Your objective: Find the word "fraction" below. Copy each line that has it.

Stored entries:
-=-=-=-=-

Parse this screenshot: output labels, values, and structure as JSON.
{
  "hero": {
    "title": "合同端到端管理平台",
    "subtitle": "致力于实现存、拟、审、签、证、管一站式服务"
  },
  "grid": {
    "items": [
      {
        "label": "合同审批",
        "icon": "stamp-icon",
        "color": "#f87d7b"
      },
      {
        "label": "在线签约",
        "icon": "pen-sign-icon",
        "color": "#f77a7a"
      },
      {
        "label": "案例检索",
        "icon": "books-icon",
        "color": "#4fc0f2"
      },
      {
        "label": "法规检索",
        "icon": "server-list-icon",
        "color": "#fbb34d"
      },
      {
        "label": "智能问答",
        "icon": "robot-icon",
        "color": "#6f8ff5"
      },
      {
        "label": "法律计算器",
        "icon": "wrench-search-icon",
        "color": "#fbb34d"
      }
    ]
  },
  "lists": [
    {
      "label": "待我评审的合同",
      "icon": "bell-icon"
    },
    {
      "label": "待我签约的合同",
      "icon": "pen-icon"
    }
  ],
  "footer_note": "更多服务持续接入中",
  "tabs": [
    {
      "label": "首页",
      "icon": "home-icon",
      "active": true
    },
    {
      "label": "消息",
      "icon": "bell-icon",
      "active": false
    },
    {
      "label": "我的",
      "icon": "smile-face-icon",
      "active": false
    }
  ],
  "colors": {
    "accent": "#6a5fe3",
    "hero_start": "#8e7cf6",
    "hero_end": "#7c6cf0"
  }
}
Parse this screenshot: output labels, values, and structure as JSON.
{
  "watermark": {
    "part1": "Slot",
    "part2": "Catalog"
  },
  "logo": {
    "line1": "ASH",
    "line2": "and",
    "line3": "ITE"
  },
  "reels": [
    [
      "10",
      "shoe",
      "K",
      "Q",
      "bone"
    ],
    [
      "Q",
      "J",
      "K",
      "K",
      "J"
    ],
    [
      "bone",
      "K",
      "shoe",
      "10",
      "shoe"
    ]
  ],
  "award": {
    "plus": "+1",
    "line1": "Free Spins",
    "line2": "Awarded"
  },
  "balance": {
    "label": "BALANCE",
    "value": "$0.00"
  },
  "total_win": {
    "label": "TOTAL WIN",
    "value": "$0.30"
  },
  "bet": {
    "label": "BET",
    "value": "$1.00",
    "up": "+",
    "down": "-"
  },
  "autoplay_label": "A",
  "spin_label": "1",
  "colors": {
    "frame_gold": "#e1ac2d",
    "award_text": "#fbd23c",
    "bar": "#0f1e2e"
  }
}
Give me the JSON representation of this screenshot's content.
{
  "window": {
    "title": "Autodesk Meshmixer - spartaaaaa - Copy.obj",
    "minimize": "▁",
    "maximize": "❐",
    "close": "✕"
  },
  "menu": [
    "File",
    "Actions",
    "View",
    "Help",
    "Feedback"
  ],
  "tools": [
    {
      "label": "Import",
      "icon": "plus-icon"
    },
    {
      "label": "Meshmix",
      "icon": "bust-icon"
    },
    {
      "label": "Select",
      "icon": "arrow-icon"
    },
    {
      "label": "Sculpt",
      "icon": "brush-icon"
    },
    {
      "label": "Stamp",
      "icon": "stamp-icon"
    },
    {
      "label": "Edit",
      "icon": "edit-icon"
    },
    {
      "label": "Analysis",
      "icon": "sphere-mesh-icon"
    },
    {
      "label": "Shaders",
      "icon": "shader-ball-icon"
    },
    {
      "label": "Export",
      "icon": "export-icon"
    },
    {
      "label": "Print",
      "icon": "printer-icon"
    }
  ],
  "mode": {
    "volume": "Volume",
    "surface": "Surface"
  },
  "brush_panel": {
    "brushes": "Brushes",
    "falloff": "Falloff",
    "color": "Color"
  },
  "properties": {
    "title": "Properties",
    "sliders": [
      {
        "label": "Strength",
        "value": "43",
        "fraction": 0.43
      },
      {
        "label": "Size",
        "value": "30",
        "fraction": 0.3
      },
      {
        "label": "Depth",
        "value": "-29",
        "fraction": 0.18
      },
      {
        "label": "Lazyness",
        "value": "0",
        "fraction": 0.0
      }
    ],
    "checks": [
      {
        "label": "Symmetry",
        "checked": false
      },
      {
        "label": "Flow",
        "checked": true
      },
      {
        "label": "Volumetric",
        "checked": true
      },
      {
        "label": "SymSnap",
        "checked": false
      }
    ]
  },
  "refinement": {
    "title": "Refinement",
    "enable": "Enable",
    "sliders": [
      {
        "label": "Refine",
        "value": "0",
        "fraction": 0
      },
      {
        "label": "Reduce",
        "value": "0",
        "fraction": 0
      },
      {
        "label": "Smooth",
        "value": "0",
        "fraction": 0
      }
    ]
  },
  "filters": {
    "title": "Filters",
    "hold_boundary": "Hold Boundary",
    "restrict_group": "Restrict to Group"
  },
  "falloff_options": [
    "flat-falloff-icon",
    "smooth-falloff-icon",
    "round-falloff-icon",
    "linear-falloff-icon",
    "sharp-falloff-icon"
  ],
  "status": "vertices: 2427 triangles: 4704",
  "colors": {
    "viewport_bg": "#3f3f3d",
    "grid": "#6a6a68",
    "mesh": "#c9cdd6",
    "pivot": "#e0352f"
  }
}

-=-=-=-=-

Output:
        "fraction": 0.43
        "fraction": 0.3
        "fraction": 0.18
        "fraction": 0.0
        "fraction": 0
        "fraction": 0
        "fraction": 0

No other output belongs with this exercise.